--- Records for the exercise Enclosed Below ---

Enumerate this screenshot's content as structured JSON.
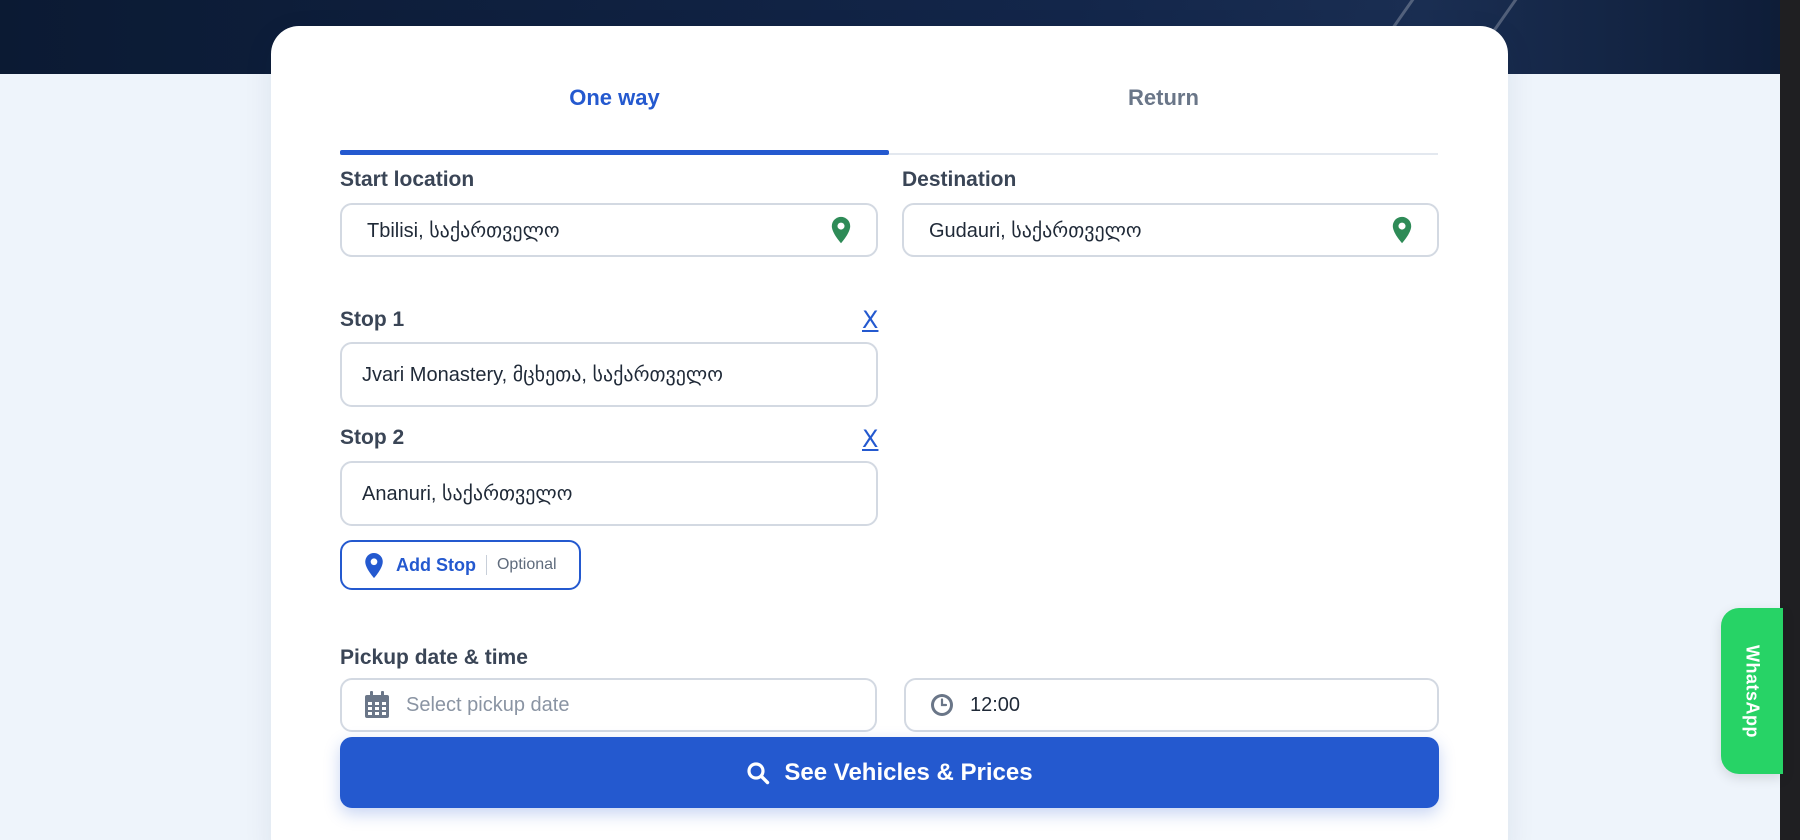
{
  "tabs": [
    {
      "label": "One way",
      "active": true
    },
    {
      "label": "Return",
      "active": false
    }
  ],
  "start": {
    "label": "Start location",
    "value": "Tbilisi, საქართველო"
  },
  "destination": {
    "label": "Destination",
    "value": "Gudauri, საქართველო"
  },
  "stops": [
    {
      "label": "Stop 1",
      "value": "Jvari Monastery, მცხეთა, საქართველო",
      "remove": "X"
    },
    {
      "label": "Stop 2",
      "value": "Ananuri, საქართველო",
      "remove": "X"
    }
  ],
  "add_stop": {
    "label": "Add Stop",
    "optional": "Optional"
  },
  "pickup": {
    "label": "Pickup date & time",
    "date_placeholder": "Select pickup date",
    "time_value": "12:00"
  },
  "cta": {
    "label": "See Vehicles & Prices"
  },
  "whatsapp": {
    "label": "WhatsApp"
  },
  "colors": {
    "accent": "#2459cf",
    "pin": "#2e8b57",
    "whatsapp": "#27d366",
    "hero": "#0b1a33"
  }
}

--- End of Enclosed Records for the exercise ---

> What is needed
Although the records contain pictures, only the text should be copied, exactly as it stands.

> Task output
Enumerate this screenshot's content as structured JSON.
{
  "tabs": [
    {
      "label": "One way",
      "active": true
    },
    {
      "label": "Return",
      "active": false
    }
  ],
  "start": {
    "label": "Start location",
    "value": "Tbilisi, საქართველო"
  },
  "destination": {
    "label": "Destination",
    "value": "Gudauri, საქართველო"
  },
  "stops": [
    {
      "label": "Stop 1",
      "value": "Jvari Monastery, მცხეთა, საქართველო",
      "remove": "X"
    },
    {
      "label": "Stop 2",
      "value": "Ananuri, საქართველო",
      "remove": "X"
    }
  ],
  "add_stop": {
    "label": "Add Stop",
    "optional": "Optional"
  },
  "pickup": {
    "label": "Pickup date & time",
    "date_placeholder": "Select pickup date",
    "time_value": "12:00"
  },
  "cta": {
    "label": "See Vehicles & Prices"
  },
  "whatsapp": {
    "label": "WhatsApp"
  },
  "colors": {
    "accent": "#2459cf",
    "pin": "#2e8b57",
    "whatsapp": "#27d366",
    "hero": "#0b1a33"
  }
}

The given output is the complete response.